Fisheries Commission to regulate aquaculture
The Fisheries Commission has developed a new requirement to regulate aquaculture in the country in order to help increase farm productivity and ensure safe and quality fish for the market.
The Fish Farming Certification Protocol is currently being validated by experts and stakeholders in the aquaculture industry for necessary inputs before it is forwarded to the Cabinet for consideration.
The new protocol, which is a review of an existing one-stop certification, has been split into a three-tier certification criteria, with a focus on ensuring a more practical and step-by-step approach to the adoption of good aquaculture practices and food safety standards.
It is being spearheaded by the International Food Policy Research Institute (IFPRI), the Water Research Institute of the Council for Scientific and Industrial Research (WRI-CSIR) and KIT Royal Tropical Institute of The Netherlands and WorldFish under the Tilapia Seed Project.
As a result, a two-day validation workshop was held in Dodowa in the Greater Accra Region last Monday to present the reviewed tiered certification protocol to farmers and stakeholders for awareness and validation.
The workshops will be held in the southern, middle and northern parts of the country. The first workshop hosted farmers, stakeholders, aquaculture sector regulators and individual experts from the Eastern, Greater Accra and Volta regions.
The middle zone workshop will host farmers and stakeholders from the Bono, Bono East, Ahafo and Ashanti regions, while that of the northern zone is expected to host stakeholders from the Upper East, Upper West, Savanah, North East and Northern regions.
Opening the workshop, a researcher at the WRI-CSIR, Dr Seth Agyakwah, observed that the objective of a certification system was to ensure that products were of good quality and safe for human consumption.

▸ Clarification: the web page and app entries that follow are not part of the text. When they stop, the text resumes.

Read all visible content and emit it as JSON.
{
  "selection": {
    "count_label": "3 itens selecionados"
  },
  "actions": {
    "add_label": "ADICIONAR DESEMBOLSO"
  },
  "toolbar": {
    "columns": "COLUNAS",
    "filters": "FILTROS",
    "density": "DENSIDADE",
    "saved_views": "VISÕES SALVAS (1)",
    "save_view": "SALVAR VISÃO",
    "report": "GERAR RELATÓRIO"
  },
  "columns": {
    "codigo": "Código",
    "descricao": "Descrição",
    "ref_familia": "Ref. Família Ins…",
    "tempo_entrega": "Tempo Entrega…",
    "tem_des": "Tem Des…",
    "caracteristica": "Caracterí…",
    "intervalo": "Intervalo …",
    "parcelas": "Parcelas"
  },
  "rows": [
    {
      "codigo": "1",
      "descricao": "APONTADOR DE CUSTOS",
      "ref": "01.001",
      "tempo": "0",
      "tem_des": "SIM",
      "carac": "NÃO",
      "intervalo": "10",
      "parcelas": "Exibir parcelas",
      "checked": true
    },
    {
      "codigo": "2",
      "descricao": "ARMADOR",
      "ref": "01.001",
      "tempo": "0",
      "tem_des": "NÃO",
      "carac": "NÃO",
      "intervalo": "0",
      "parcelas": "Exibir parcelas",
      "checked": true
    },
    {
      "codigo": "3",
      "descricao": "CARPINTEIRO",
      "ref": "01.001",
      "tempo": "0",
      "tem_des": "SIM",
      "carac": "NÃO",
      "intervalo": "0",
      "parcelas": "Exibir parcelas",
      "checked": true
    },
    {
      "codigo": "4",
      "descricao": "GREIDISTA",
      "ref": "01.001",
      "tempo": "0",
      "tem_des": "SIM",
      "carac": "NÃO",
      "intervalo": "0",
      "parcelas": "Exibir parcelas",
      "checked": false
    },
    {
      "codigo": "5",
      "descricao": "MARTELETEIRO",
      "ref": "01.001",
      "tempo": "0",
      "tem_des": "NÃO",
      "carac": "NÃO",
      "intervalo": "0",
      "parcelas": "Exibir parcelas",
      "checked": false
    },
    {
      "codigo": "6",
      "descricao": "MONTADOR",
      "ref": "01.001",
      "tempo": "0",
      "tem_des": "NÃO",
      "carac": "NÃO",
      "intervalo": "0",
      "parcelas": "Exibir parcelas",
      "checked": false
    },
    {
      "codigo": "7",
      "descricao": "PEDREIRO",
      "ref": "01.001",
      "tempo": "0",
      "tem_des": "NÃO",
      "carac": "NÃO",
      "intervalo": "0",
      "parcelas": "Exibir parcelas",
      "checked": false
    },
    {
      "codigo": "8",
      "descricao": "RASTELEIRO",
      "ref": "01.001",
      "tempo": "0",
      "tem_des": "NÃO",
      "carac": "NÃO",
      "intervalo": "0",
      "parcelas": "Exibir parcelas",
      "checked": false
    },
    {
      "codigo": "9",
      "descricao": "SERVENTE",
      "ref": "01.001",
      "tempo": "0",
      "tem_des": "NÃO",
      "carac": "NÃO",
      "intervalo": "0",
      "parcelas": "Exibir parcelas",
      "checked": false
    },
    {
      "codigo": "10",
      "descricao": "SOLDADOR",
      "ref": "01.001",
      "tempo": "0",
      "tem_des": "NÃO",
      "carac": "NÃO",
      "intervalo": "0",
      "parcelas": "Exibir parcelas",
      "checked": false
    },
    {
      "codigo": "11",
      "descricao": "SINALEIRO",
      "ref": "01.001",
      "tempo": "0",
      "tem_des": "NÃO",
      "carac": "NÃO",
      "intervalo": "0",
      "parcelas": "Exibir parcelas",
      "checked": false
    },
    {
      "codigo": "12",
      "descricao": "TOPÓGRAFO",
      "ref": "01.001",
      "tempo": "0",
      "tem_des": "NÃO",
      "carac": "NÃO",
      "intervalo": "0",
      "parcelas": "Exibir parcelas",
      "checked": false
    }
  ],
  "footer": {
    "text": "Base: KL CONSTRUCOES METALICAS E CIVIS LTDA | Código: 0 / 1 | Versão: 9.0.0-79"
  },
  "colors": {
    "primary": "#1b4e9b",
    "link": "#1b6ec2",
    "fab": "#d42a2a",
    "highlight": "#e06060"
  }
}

He said in 2017, a one-stop certification protocol for aquaculture establishments (hatcheries, grow-outs and feed mills) was introduced in Ghana’s aquaculture industry by the Fisheries Commission.
He said three years on, no aquaculture farm (large or small scale) had been certified due to the unsuccessful fulfilment of all requirements in the certification protocol, according to a diagnostic study conducted by the Tilapia Seed Project in 2020.
“Thereafter, the project consortium partners, including the Fisheries Commission, have reviewed and partitioned the existing one-stop certification protocol into a three-tier certification protocol, with focus on ensuring a more practical and step-wise approach to the adoption of good aquaculture practices and food safety standards.
“We are going to validate important protocol or certification guidelines that have been developed since 2017 by the Fisheries Commission,” he said.
The Head of the Inland Fisheries Division at the Fisheries Commission, Dr Emmanuel Nii Aryee, said with a collaborative effort, the Tilapia Seed Project sought to develop a seed dissemination programme, with attendant research that had been executed to ensure that farmers had equitable distribution of good and quality fingerlings for production.
“At the heart of this is the health aspect, because before you cultivate the fish, it is the state of the fingerlings that will determine finally what will be produced; and essentially we want to produce fish of high quality without any diseases or contamination.
“We are here to look at hatcheries, grow-outs and feed mills certification protocol that has been developed by our fish health unit. The workshop seeks to get the input of stakeholders because this document will be sent to the Cabinet for approval and become the basis for managing our farms,” he said.
A researcher and Chairman of the workshop, Dr Eddie Kofi Abban, said inputs made by participants would help improve the country’s fisheries sector.